'''
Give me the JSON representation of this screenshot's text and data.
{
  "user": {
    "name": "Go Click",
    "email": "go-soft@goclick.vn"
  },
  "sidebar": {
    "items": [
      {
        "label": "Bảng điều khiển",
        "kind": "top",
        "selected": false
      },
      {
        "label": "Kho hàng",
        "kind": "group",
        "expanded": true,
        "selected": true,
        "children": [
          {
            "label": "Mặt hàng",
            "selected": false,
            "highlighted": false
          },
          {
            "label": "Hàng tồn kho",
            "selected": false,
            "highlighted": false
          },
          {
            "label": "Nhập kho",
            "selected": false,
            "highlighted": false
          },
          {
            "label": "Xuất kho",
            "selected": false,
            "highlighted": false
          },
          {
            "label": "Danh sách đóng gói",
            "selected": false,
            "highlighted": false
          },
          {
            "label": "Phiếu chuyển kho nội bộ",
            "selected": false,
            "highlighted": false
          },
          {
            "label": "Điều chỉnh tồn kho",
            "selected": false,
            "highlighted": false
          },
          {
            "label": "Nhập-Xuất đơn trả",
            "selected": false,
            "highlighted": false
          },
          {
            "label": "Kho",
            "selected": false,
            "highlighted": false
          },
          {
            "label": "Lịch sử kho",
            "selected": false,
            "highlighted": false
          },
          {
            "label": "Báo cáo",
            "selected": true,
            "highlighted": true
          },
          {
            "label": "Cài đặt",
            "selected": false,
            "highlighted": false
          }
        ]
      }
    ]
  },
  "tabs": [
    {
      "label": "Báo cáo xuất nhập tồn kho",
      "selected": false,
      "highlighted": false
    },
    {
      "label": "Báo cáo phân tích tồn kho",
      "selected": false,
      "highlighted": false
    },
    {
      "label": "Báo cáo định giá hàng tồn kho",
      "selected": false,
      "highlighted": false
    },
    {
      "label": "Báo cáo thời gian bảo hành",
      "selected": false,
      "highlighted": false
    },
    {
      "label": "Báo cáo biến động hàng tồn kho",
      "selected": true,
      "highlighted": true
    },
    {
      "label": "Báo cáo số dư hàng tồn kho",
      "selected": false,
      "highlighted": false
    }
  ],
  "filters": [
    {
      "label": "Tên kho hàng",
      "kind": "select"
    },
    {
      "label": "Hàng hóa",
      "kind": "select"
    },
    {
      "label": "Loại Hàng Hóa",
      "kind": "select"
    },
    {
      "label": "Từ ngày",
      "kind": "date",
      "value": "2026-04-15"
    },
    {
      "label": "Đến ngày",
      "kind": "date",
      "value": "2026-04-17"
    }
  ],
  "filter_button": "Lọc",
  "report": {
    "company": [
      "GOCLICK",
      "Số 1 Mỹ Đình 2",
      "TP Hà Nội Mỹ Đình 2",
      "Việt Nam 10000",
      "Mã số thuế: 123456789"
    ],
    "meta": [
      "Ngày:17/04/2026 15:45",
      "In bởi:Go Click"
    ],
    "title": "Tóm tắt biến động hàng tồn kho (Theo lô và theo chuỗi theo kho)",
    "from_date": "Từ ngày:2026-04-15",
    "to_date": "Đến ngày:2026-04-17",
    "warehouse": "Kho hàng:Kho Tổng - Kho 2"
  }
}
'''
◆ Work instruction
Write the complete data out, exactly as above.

◆ Completed exercise
Give me the JSON representation of this screenshot's text and data.
{
  "user": {
    "name": "Go Click",
    "email": "go-soft@goclick.vn"
  },
  "sidebar": {
    "items": [
      {
        "label": "Bảng điều khiển",
        "kind": "top",
        "selected": false
      },
      {
        "label": "Kho hàng",
        "kind": "group",
        "expanded": true,
        "selected": true,
        "children": [
          {
            "label": "Mặt hàng",
            "selected": false,
            "highlighted": false
          },
          {
            "label": "Hàng tồn kho",
            "selected": false,
            "highlighted": false
          },
          {
            "label": "Nhập kho",
            "selected": false,
            "highlighted": false
          },
          {
            "label": "Xuất kho",
            "selected": false,
            "highlighted": false
          },
          {
            "label": "Danh sách đóng gói",
            "selected": false,
            "highlighted": false
          },
          {
            "label": "Phiếu chuyển kho nội bộ",
            "selected": false,
            "highlighted": false
          },
          {
            "label": "Điều chỉnh tồn kho",
            "selected": false,
            "highlighted": false
          },
          {
            "label": "Nhập-Xuất đơn trả",
            "selected": false,
            "highlighted": false
          },
          {
            "label": "Kho",
            "selected": false,
            "highlighted": false
          },
          {
            "label": "Lịch sử kho",
            "selected": false,
            "highlighted": false
          },
          {
            "label": "Báo cáo",
            "selected": true,
            "highlighted": true
          },
          {
            "label": "Cài đặt",
            "selected": false,
            "highlighted": false
          }
        ]
      }
    ]
  },
  "tabs": [
    {
      "label": "Báo cáo xuất nhập tồn kho",
      "selected": false,
      "highlighted": false
    },
    {
      "label": "Báo cáo phân tích tồn kho",
      "selected": false,
      "highlighted": false
    },
    {
      "label": "Báo cáo định giá hàng tồn kho",
      "selected": false,
      "highlighted": false
    },
    {
      "label": "Báo cáo thời gian bảo hành",
      "selected": false,
      "highlighted": false
    },
    {
      "label": "Báo cáo biến động hàng tồn kho",
      "selected": true,
      "highlighted": true
    },
    {
      "label": "Báo cáo số dư hàng tồn kho",
      "selected": false,
      "highlighted": false
    }
  ],
  "filters": [
    {
      "label": "Tên kho hàng",
      "kind": "select"
    },
    {
      "label": "Hàng hóa",
      "kind": "select"
    },
    {
      "label": "Loại Hàng Hóa",
      "kind": "select"
    },
    {
      "label": "Từ ngày",
      "kind": "date",
      "value": "2026-04-15"
    },
    {
      "label": "Đến ngày",
      "kind": "date",
      "value": "2026-04-17"
    }
  ],
  "filter_button": "Lọc",
  "report": {
    "company": [
      "GOCLICK",
      "Số 1 Mỹ Đình 2",
      "TP Hà Nội Mỹ Đình 2",
      "Việt Nam 10000",
      "Mã số thuế: 123456789"
    ],
    "meta": [
      "Ngày:17/04/2026 15:45",
      "In bởi:Go Click"
    ],
    "title": "Tóm tắt biến động hàng tồn kho (Theo lô và theo chuỗi theo kho)",
    "from_date": "Từ ngày:2026-04-15",
    "to_date": "Đến ngày:2026-04-17",
    "warehouse": "Kho hàng:Kho Tổng - Kho 2"
  }
}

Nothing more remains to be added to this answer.